It is also move-in season around here as the students switch to new apartments and new students start arriving to town. For us, that means wrapping paper season, as it is a quick and easy (and pretty) way to add decor to a dorm or apartment room. Sachi ordered some new sheets in New York which I hadn't even seen. I particularly like the swimmers, but the florals from Rifle Paper and others are nice as well. It's easy to pick up some frames at the thrift store (or off the curb) and fill them with an assortment of papers for a nice wall collage. 

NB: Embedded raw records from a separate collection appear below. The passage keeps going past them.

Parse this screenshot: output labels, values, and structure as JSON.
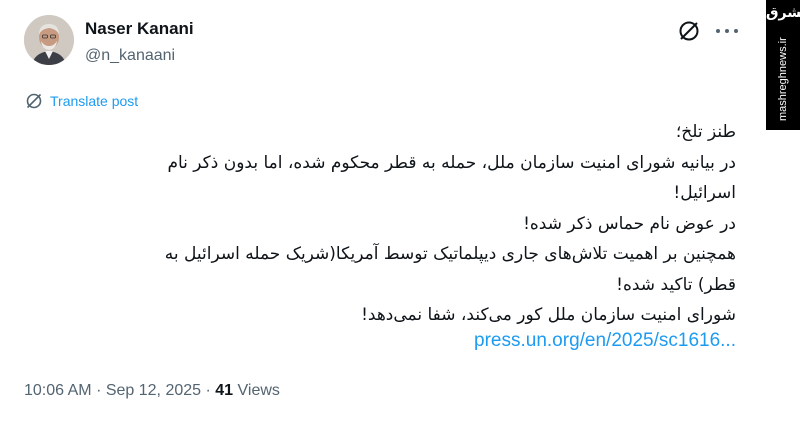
{
  "author": {
    "display_name": "Naser Kanani",
    "handle": "@n_kanaani"
  },
  "actions": {
    "translate_label": "Translate post"
  },
  "tweet": {
    "lines": [
      "طنز تلخ؛",
      "در بیانیه شورای امنیت سازمان ملل، حمله به قطر محکوم شده، اما بدون ذکر نام",
      "اسرائیل!",
      "در عوض نام حماس ذکر شده!",
      "همچنین بر اهمیت تلاش‌های جاری دیپلماتیک توسط آمریکا(شریک حمله اسرائیل به",
      "قطر) تاکید شده!",
      "شورای امنیت سازمان ملل کور می‌کند، شفا نمی‌دهد!"
    ],
    "link": "press.un.org/en/2025/sc1616..."
  },
  "meta": {
    "time": "10:06 AM",
    "separator": "·",
    "date": "Sep 12, 2025",
    "views_count": "41",
    "views_label": "Views"
  },
  "watermark": {
    "logo": "مشرق",
    "url": "mashreghnews.ir"
  },
  "icons": {
    "grok": "grok-icon",
    "more": "more-dots-icon",
    "translate": "translate-icon"
  },
  "colors": {
    "link_blue": "#1d9bf0",
    "text": "#0f1419",
    "muted": "#536471",
    "watermark_bg": "#000000"
  }
}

I am making progress on my set of 15 crowns. Doing some hand lettering with Sharpie paint pen on mirrors and trouble-shooting the gluing of the paper crowns to the glass mirrors. I'm getting closer. The deadline is early December so I think I'm more or less on track. We are working on a few prints to send out for screen printing locally so I'm looking forward to those (including Sachi's glue guns not handguns sign which she, naturally, redid with fancy hand lettering). And other than that, believe it or not, it is time to think about Christmas. I'm just finalizing the budget for the holiday season and then we will get to work on stocking the store for the holidays. I have an idea for a holiday window which hasn't been supplanted so I guess we are going with that. We'll see how it all comes together. I'm still feeling like I need a few more products to pull it together but it usually all works out.